Anorak News | A history of England’s football kits: from Umbro through Admiral to Nike

A history of England’s football kits: from Umbro through Admiral to Nike

by | 22nd, May 2013


ENGLAND’S new strip – the first from Nike – ends half a century of involvement with Umbro, the Manchester-based sports manufacturer whose name is synonymous with the Three Lions.

As with all new kits, there has been controversy. The Germans have supposedly complained that England are attempting to copy their success by copying the design of their shirts. However, Gary Lineker’s riposte – “If you can’t beat ‘em…” – ignores the fact that the retro kit most closely resembles the Germans of the sixties, when we were still in the habit of beating the old enemy.

Of course, the England and Germany teams have long shared a basic colour scheme, although the Germans were sporting enough to change theirs for England’s visit to Berlin in 1938, and England responded by giving their hosts a local-style greeting…


That was in the pre-Umbro days, which began in the mid-fifties when the company signed a deal with the Football Association to produce England strips. Before that, they had long been supplying top professional clubs for decades, and creating innovative fabrics, such as that used in 1934’s ‘Tangeru’ shirts.

And they were ahead of the game in terms of merchandising too, having produced the first ‘replica kits in 1959.

Ironically, Umbro’s first England shirt (1954) was called the ‘continental’, although its plain v-neck was a continuation of the traditional pre-war English style.

Soccer - Friendly - England v West Germany - England Training

In 1961 Bukta won the contract, and produced a long-sleeved crew-neck design for the FA Centenary match in 1963.


By 1965 Umbro had the gig again, and continued the Bukta look for the ‘iconic’ World cup strips of ‘66.

Soccer - World Cup Winners 1966 - England Team With World Cup

In 1970 the reigning world champions wore lightweight ‘Aztec’ shirts specially designed for the heat of the Mexico World Cup.



The simple design was worn for the last time in 1974, away to Yugoslavia.

Soccer - Friendly - Yugoslavia v England

Whereupon Admiral won the rights to manufacture and market the national strip. In 1974 they launched their gaudy monstrosity, replete with horrible red and blue facings. For the first time, the shorts carried the manufacturer’s logo – and it was nearly as big as the chest badge.

Soccer - Bicentennial Tournament - Brazil v England

By the time of the 1980 European finals they had finessed this look, with a slightly more stylish version, as modeled here by Trevor Francis and Bulldog Bobby.

england kit
In 1984 Umbro were back, with an understated pinstripe, and, following Admiral’s lead, their own diamond-shaped logo.

Soccer - Friendly - England v USSR

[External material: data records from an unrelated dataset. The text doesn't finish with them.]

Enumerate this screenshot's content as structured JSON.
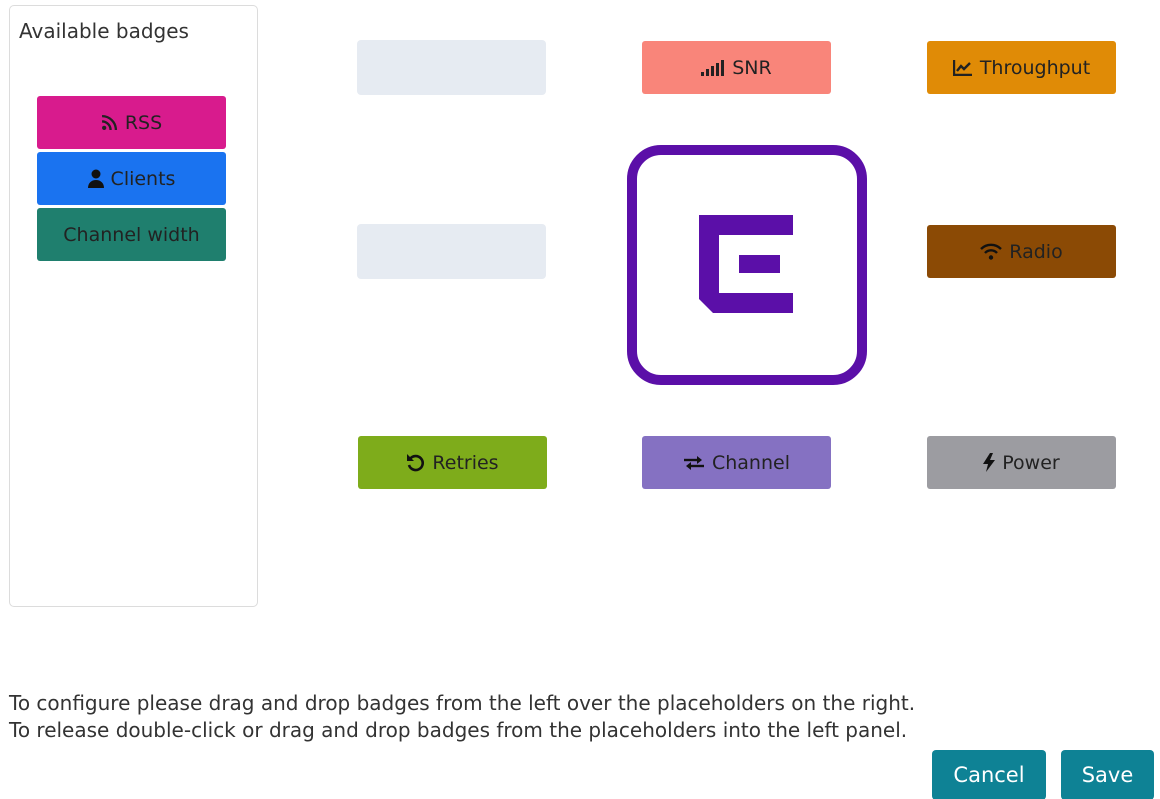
{
  "panel": {
    "title": "Available badges",
    "badges": [
      {
        "label": "RSS",
        "icon": "rss-icon",
        "color": "#d81b8d"
      },
      {
        "label": "Clients",
        "icon": "user-icon",
        "color": "#1a73f0"
      },
      {
        "label": "Channel width",
        "icon": "",
        "color": "#1f7f6e"
      }
    ]
  },
  "slots": {
    "top_left": {
      "label": "",
      "empty": true
    },
    "top_center": {
      "label": "SNR",
      "icon": "signal-bars-icon",
      "color": "#f9857a"
    },
    "top_right": {
      "label": "Throughput",
      "icon": "area-chart-icon",
      "color": "#e08b06"
    },
    "mid_left": {
      "label": "",
      "empty": true
    },
    "mid_right": {
      "label": "Radio",
      "icon": "wifi-icon",
      "color": "#8b4a05"
    },
    "bottom_left": {
      "label": "Retries",
      "icon": "undo-icon",
      "color": "#7eac1b"
    },
    "bottom_center": {
      "label": "Channel",
      "icon": "exchange-icon",
      "color": "#8571c2"
    },
    "bottom_right": {
      "label": "Power",
      "icon": "bolt-icon",
      "color": "#9c9ca1"
    }
  },
  "device": {
    "icon": "extreme-logo-icon",
    "color": "#5b0fa8"
  },
  "instructions": {
    "line1": "To configure please drag and drop badges from the left over the placeholders on the right.",
    "line2": "To release double-click or drag and drop badges from the placeholders into the left panel."
  },
  "actions": {
    "cancel_label": "Cancel",
    "save_label": "Save",
    "button_color": "#0e8295"
  }
}
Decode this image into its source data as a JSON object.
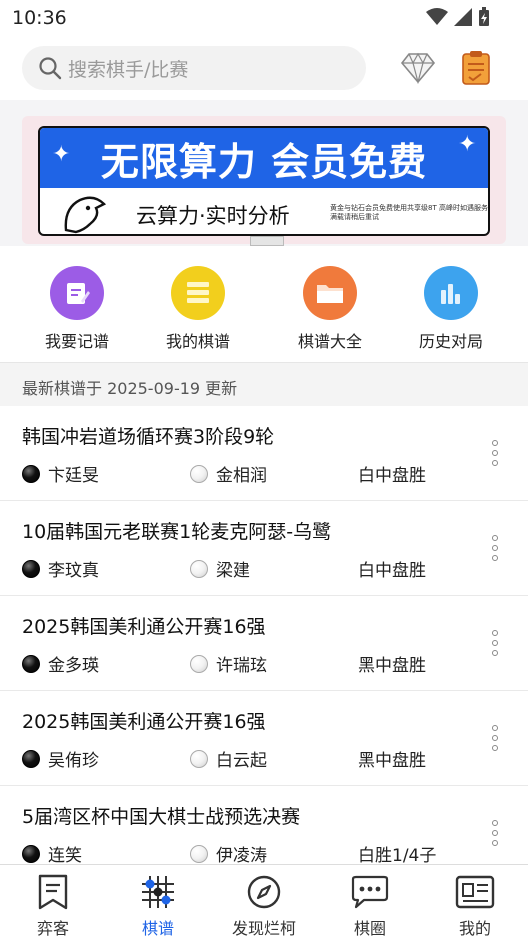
{
  "status_bar": {
    "time": "10:36"
  },
  "search": {
    "placeholder": "搜索棋手/比赛"
  },
  "banner": {
    "title": "无限算力 会员免费",
    "subtitle": "云算力·实时分析",
    "note": "黄金与钻石会员免费使用共享级8T 高峰时如遇服务满载请稍后重试"
  },
  "quick_nav": [
    {
      "label": "我要记谱",
      "color": "#9c5ce6",
      "icon": "edit-icon"
    },
    {
      "label": "我的棋谱",
      "color": "#f2cf1d",
      "icon": "list-icon"
    },
    {
      "label": "棋谱大全",
      "color": "#f07a3c",
      "icon": "folder-icon"
    },
    {
      "label": "历史对局",
      "color": "#3da3ee",
      "icon": "chart-icon"
    }
  ],
  "update_text": "最新棋谱于 2025-09-19 更新",
  "games": [
    {
      "title": "韩国冲岩道场循环赛3阶段9轮",
      "black": "卞廷旻",
      "white": "金相润",
      "result": "白中盘胜"
    },
    {
      "title": "10届韩国元老联赛1轮麦克阿瑟-乌鹭",
      "black": "李玟真",
      "white": "梁建",
      "result": "白中盘胜"
    },
    {
      "title": "2025韩国美利通公开赛16强",
      "black": "金多瑛",
      "white": "许瑞玹",
      "result": "黑中盘胜"
    },
    {
      "title": "2025韩国美利通公开赛16强",
      "black": "吴侑珍",
      "white": "白云起",
      "result": "黑中盘胜"
    },
    {
      "title": "5届湾区杯中国大棋士战预选决赛",
      "black": "连笑",
      "white": "伊凌涛",
      "result": "白胜1/4子"
    }
  ],
  "bottom_nav": [
    {
      "label": "弈客",
      "icon": "bookmark-icon",
      "active": false
    },
    {
      "label": "棋谱",
      "icon": "board-icon",
      "active": true
    },
    {
      "label": "发现烂柯",
      "icon": "compass-icon",
      "active": false
    },
    {
      "label": "棋圈",
      "icon": "chat-icon",
      "active": false
    },
    {
      "label": "我的",
      "icon": "profile-card-icon",
      "active": false
    }
  ],
  "colors": {
    "accent": "#1f64e6",
    "banner_blue": "#1f64e6"
  }
}
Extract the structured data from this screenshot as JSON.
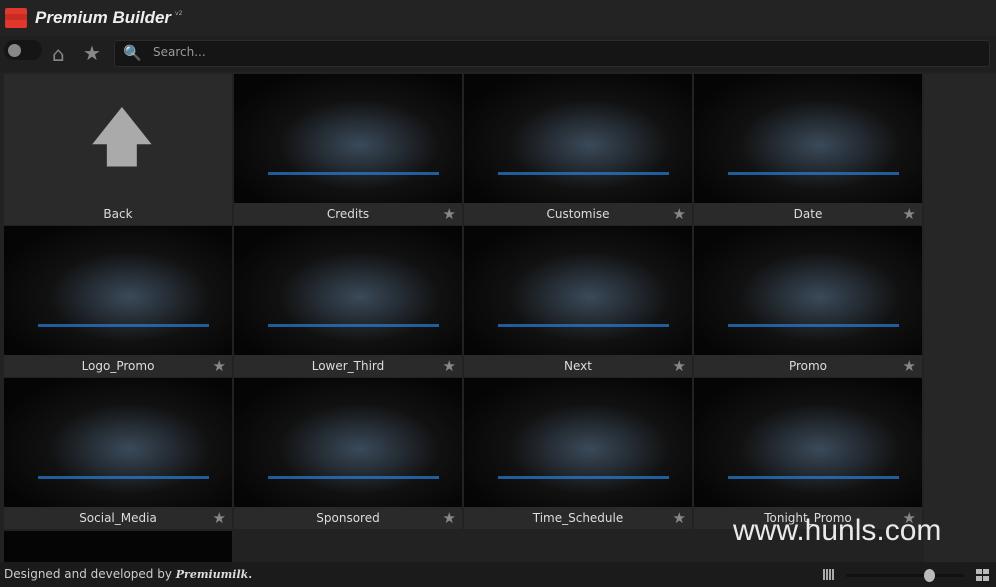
{
  "app": {
    "title": "Premium Builder",
    "version": "v2"
  },
  "toolbar": {
    "search_placeholder": "Search..."
  },
  "items": [
    {
      "label": "Back"
    },
    {
      "label": "Credits"
    },
    {
      "label": "Customise"
    },
    {
      "label": "Date"
    },
    {
      "label": "Logo_Promo"
    },
    {
      "label": "Lower_Third"
    },
    {
      "label": "Next"
    },
    {
      "label": "Promo"
    },
    {
      "label": "Social_Media"
    },
    {
      "label": "Sponsored"
    },
    {
      "label": "Time_Schedule"
    },
    {
      "label": "Tonight_Promo"
    }
  ],
  "footer": {
    "text": "Designed and developed by",
    "signature": "Premiumilk.",
    "zoom_slider_value": 0.75
  },
  "watermark": "www.hunls.com"
}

1987 took the commercialisation a step further, as the logo was weaved into the fabric. It also introduced a new artificial fabric, Tactel.

Soccer - European Championships - Euro 88 West Germany - Group Two - Ireland v England - Neckarstadion

Diamonds all over the 1990 outfit, including a couple of red and white ones gratuitously slapped on the shorts.

Soccer - FIFA World Cup Italia 90 - Group F - England v Netherlands - Stadio Sant'Elia, Cagliari

1992: Big badge, horrible collar.

Soccer - World Cup Qualifier - England v Holland

1996: Grey strip for a very grey day.

Soccer - Euro 96 - Semi Final - England v Germany1997: Changing priorities: Umbro in large letters; England much smaller.

Soccer - Friendly - England v Czech Republic

1999 back to the future with a ‘classic’ round collar.

Soccer - Friendly - Hungary v England

2001 An unpleasant red stripe, and for the first time, the opponent’s name embroidered in the shirt.

International Soccer - Friendly - England v Sweden

2003: Cross of St George on the shoulder and one of the worst sshirt for nearly thirty years.

David Beckham England v Croatia

2007: Diamonds again, and a Trilogy fabric that created its own ‘micro-climate’ to ensure players remained at optimal temperature at all times.

Soccer - International Friendly - Austria v England - Ernst Happel Stadium

2009: This polo shirt looked more suited to watching the game in the pub, but was developed with the involvement of the players, apparently.

Soccer - Under 21 International Friendly - England v Azerbaijan - stadium:mk
2012: No blue at all in Umbro’s final effort. An unmemorable strip for an unmemorable tournament, as Umbro, like England, went out not with a bang but with a whimper.

Soccer - International Friendly - England v Belgium - Wembley Stadium


Posted: 22nd, May 2013 | In: Key Posts, Sports Comment (1) | TrackBack | Permalink